Frances Ha was shot in black and white and is the story of a two women friends played by Gerwig and Mickey Summer, who’ve known each other since college. The movie's initial dramatic thrust comes from Frances breaking away from her old college friend and current roommate Sophie (the good-looking, intellectual-seeming Sumner, daughter of rock musician Sting). The bespectacled Sophie not only shares the flat with Frances but also the odd cigarette and the same asexual bed. She's a successful editor at Random House, and Frances fantasizes that Sophie will eventually publish the book that confirms Frances’ artistic success. But Sophie is moving on and out, eventually to Japan with her boyfriend, an investment banker. Frances’ drifting, both physical and mental, begins when she can't afford to live alone in the flat she fancies. Her moves from ménage to ménage are like an essay on the tastes, behavior, lifestyles and interior decoration of young, semi-bohemian New Yorkers, and the movie offers a fairly realistic view of their lives.

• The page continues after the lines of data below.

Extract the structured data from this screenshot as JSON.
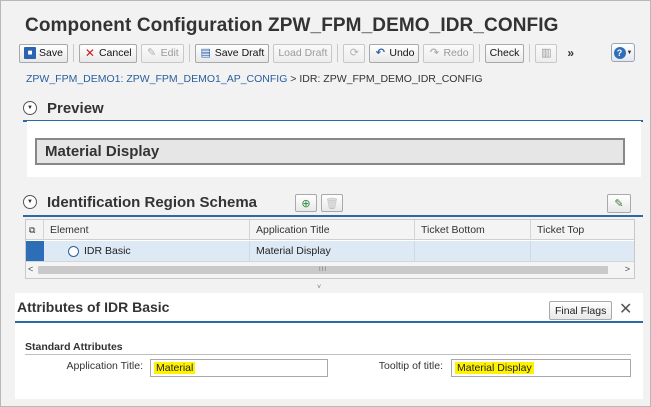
{
  "window": {
    "title": "Component Configuration ZPW_FPM_DEMO_IDR_CONFIG"
  },
  "toolbar": {
    "save": "Save",
    "cancel": "Cancel",
    "edit": "Edit",
    "save_draft": "Save Draft",
    "load_draft": "Load Draft",
    "undo": "Undo",
    "redo": "Redo",
    "check": "Check",
    "more": "»",
    "help": "?"
  },
  "breadcrumb": {
    "link": "ZPW_FPM_DEMO1: ZPW_FPM_DEMO1_AP_CONFIG",
    "separator": ">",
    "current": "IDR: ZPW_FPM_DEMO_IDR_CONFIG"
  },
  "preview": {
    "title": "Preview",
    "application_title": "Material Display"
  },
  "schema": {
    "title": "Identification Region Schema",
    "columns": [
      "Element",
      "Application Title",
      "Ticket Bottom",
      "Ticket Top"
    ],
    "rows": [
      {
        "element": "IDR Basic",
        "application_title": "Material Display",
        "ticket_bottom": "",
        "ticket_top": ""
      }
    ],
    "scroll_left": "<",
    "scroll_right": ">",
    "scroll_grip": "III",
    "splitter": "˅"
  },
  "attributes": {
    "title": "Attributes of IDR Basic",
    "final_flags": "Final Flags",
    "close": "✕",
    "section": "Standard Attributes",
    "application_title_label": "Application Title:",
    "application_title_value": "Material",
    "tooltip_label": "Tooltip of title:",
    "tooltip_value": "Material Display"
  },
  "colors": {
    "accent": "#2b6aa6",
    "highlight": "#fff200",
    "selected_row": "#dde9f5"
  },
  "icons": [
    "save-icon",
    "cancel-icon",
    "edit-icon",
    "save-draft-icon",
    "refresh-icon",
    "undo-icon",
    "redo-icon",
    "layout-icon",
    "help-icon",
    "collapse-icon",
    "add-element-icon",
    "delete-icon",
    "personalize-icon",
    "close-icon"
  ]
}
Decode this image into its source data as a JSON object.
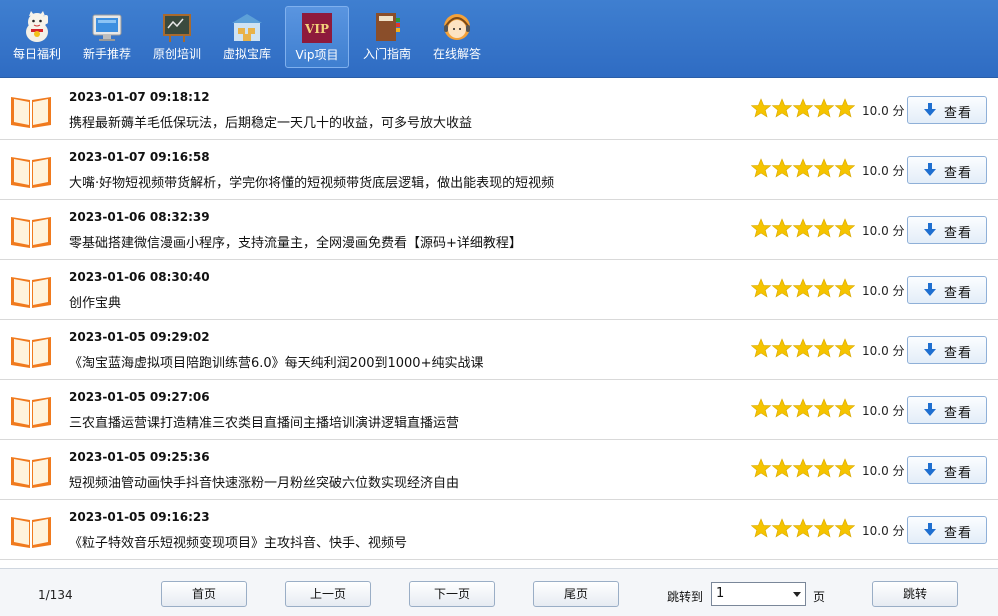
{
  "toolbar": {
    "items": [
      {
        "label": "每日福利",
        "icon": "lucky-cat-icon"
      },
      {
        "label": "新手推荐",
        "icon": "monitor-icon"
      },
      {
        "label": "原创培训",
        "icon": "blackboard-icon"
      },
      {
        "label": "虚拟宝库",
        "icon": "warehouse-icon"
      },
      {
        "label": "Vip项目",
        "icon": "vip-icon",
        "icon_text": "VIP",
        "active": true
      },
      {
        "label": "入门指南",
        "icon": "books-icon"
      },
      {
        "label": "在线解答",
        "icon": "support-agent-icon"
      }
    ]
  },
  "list": {
    "rows": [
      {
        "date": "2023-01-07 09:18:12",
        "title": "携程最新薅羊毛低保玩法，后期稳定一天几十的收益，可多号放大收益",
        "rating": 5,
        "score": "10.0 分",
        "button": "查看"
      },
      {
        "date": "2023-01-07 09:16:58",
        "title": "大嘴·好物短视频带货解析，学完你将懂的短视频带货底层逻辑，做出能表现的短视频",
        "rating": 5,
        "score": "10.0 分",
        "button": "查看"
      },
      {
        "date": "2023-01-06 08:32:39",
        "title": "零基础搭建微信漫画小程序，支持流量主，全网漫画免费看【源码+详细教程】",
        "rating": 5,
        "score": "10.0 分",
        "button": "查看"
      },
      {
        "date": "2023-01-06 08:30:40",
        "title": "创作宝典",
        "rating": 5,
        "score": "10.0 分",
        "button": "查看"
      },
      {
        "date": "2023-01-05 09:29:02",
        "title": "《淘宝蓝海虚拟项目陪跑训练营6.0》每天纯利润200到1000+纯实战课",
        "rating": 5,
        "score": "10.0 分",
        "button": "查看"
      },
      {
        "date": "2023-01-05 09:27:06",
        "title": "三农直播运营课打造精准三农类目直播间主播培训演讲逻辑直播运营",
        "rating": 5,
        "score": "10.0 分",
        "button": "查看"
      },
      {
        "date": "2023-01-05 09:25:36",
        "title": "短视频油管动画快手抖音快速涨粉一月粉丝突破六位数实现经济自由",
        "rating": 5,
        "score": "10.0 分",
        "button": "查看"
      },
      {
        "date": "2023-01-05 09:16:23",
        "title": "《粒子特效音乐短视频变现项目》主攻抖音、快手、视频号",
        "rating": 5,
        "score": "10.0 分",
        "button": "查看"
      }
    ]
  },
  "pager": {
    "info": "1/134",
    "first": "首页",
    "prev": "上一页",
    "next": "下一页",
    "last": "尾页",
    "jump_label": "跳转到",
    "jump_value": "1",
    "page_unit": "页",
    "go": "跳转"
  },
  "colors": {
    "toolbar_bg": "#3574c8",
    "star": "#f5c400",
    "book": "#f07a1e"
  }
}
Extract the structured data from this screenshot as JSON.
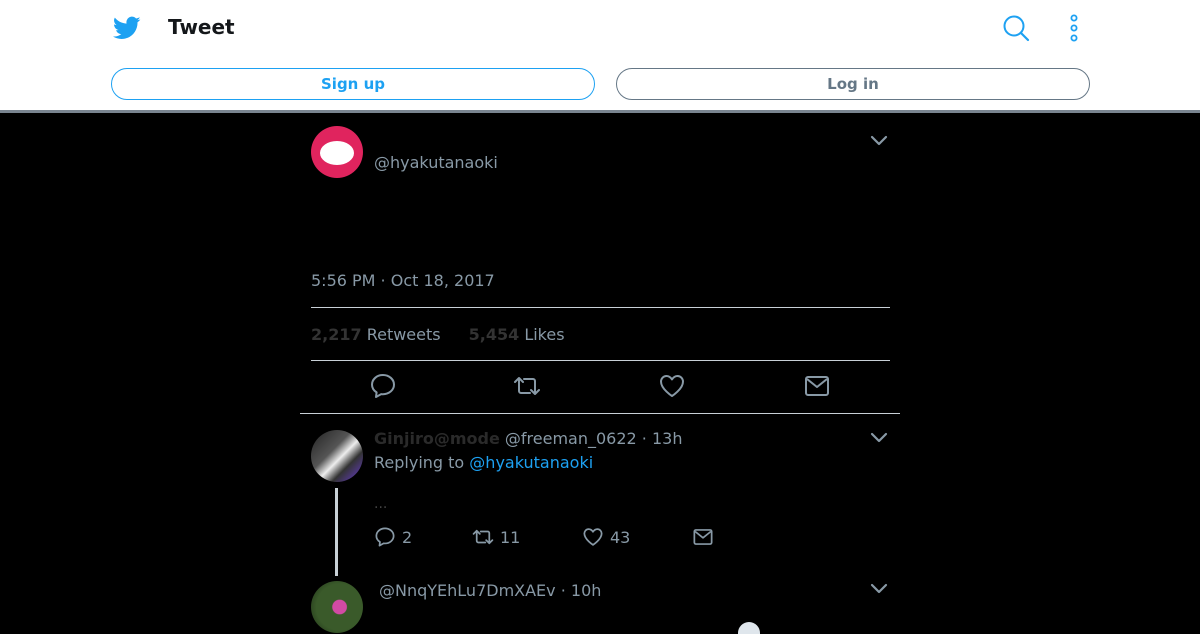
{
  "header": {
    "title": "Tweet",
    "signup_label": "Sign up",
    "login_label": "Log in",
    "brand_color": "#1da1f2"
  },
  "tweet": {
    "handle": "@hyakutanaoki",
    "timestamp": "5:56 PM · Oct 18, 2017",
    "retweets_count": "2,217",
    "retweets_label": "Retweets",
    "likes_count": "5,454",
    "likes_label": "Likes"
  },
  "replies": [
    {
      "name": "Ginjiro@mode",
      "meta": "@freeman_0622 · 13h",
      "replying_prefix": "Replying to",
      "replying_handle": "@hyakutanaoki",
      "text": "...",
      "reply_count": "2",
      "retweet_count": "11",
      "like_count": "43"
    },
    {
      "meta": "@NnqYEhLu7DmXAEv · 10h"
    }
  ]
}
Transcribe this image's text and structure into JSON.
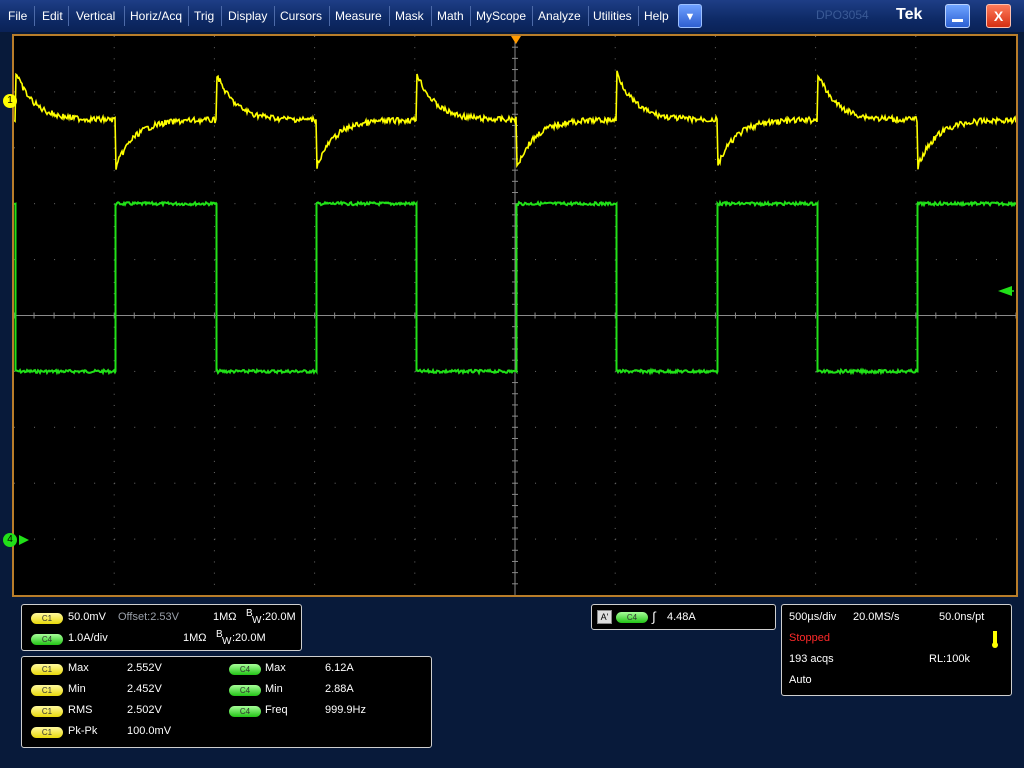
{
  "menu": {
    "items": [
      "File",
      "Edit",
      "Vertical",
      "Horiz/Acq",
      "Trig",
      "Display",
      "Cursors",
      "Measure",
      "Mask",
      "Math",
      "MyScope",
      "Analyze",
      "Utilities",
      "Help"
    ],
    "dropdown_glyph": "▼",
    "model": "DPO3054",
    "brand": "Tek",
    "close_glyph": "X"
  },
  "colors": {
    "ch1": "#ffff00",
    "ch4": "#21e018",
    "graticule_border": "#b87d2a",
    "trigger_marker": "#ff9a00"
  },
  "waveforms": {
    "time_per_div_us": 500,
    "period_us": 1000,
    "ch4_high_div": 2.0,
    "ch4_low_div": -1.0,
    "ch1_baseline_div": 3.5,
    "ch1_spike_div": 0.85
  },
  "channel_markers": {
    "ch1": "1",
    "ch4": "4"
  },
  "channel_settings": {
    "ch1": {
      "badge": "C1",
      "scale": "50.0mV",
      "offset": "Offset:2.53V",
      "impedance": "1MΩ",
      "bw_b": "B",
      "bw_w": "W",
      "bw_value": ":20.0M"
    },
    "ch4": {
      "badge": "C4",
      "scale": "1.0A/div",
      "impedance": "1MΩ",
      "bw_b": "B",
      "bw_w": "W",
      "bw_value": ":20.0M"
    }
  },
  "measurements": {
    "left": [
      {
        "badge": "C1",
        "label": "Max",
        "value": "2.552V"
      },
      {
        "badge": "C1",
        "label": "Min",
        "value": "2.452V"
      },
      {
        "badge": "C1",
        "label": "RMS",
        "value": "2.502V"
      },
      {
        "badge": "C1",
        "label": "Pk-Pk",
        "value": "100.0mV"
      }
    ],
    "right": [
      {
        "badge": "C4",
        "label": "Max",
        "value": "6.12A"
      },
      {
        "badge": "C4",
        "label": "Min",
        "value": "2.88A"
      },
      {
        "badge": "C4",
        "label": "Freq",
        "value": "999.9Hz"
      }
    ]
  },
  "trigger": {
    "mode_badge": "A'",
    "source_badge": "C4",
    "slope_glyph": "∫",
    "level": "4.48A"
  },
  "acquisition": {
    "time_div": "500µs/div",
    "sample_rate": "20.0MS/s",
    "resolution": "50.0ns/pt",
    "state": "Stopped",
    "acqs": "193 acqs",
    "record_length": "RL:100k",
    "mode": "Auto"
  }
}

Frances Ha has no narrative development in the customary sense. It's a succession of skilfully observed scenes, simultaneously funny and embarrassing, that illustrate her offhand humor, her self-deception and the web of little white lies that sustain her. She invents job interviews. She tells her kindly superior at a modern dance company that there are prospects elsewhere. She pretends her relationships are more firmly based than they are. Gerwig is in every scene and she dominates the movie.
Although Gerwig grew up in Sacramento in a house full of art and literature, she had no connections to show business. Her father works in computers and her mother is a nurse. She studied at Barnard College in New York where she wrote plays and co-founded an improv group called The Tea Party Ensemble.
“I grew up far away from films and I didn’t have any “ins” to the business that would help me, so when I graduated I really just started making what I could, going to auditions, having day jobs and working as hard as I could.”
She and Baumbach are continuing to collaborate and have just finished writing their second movie together in which she will also star. They hope to begin shooting early next year.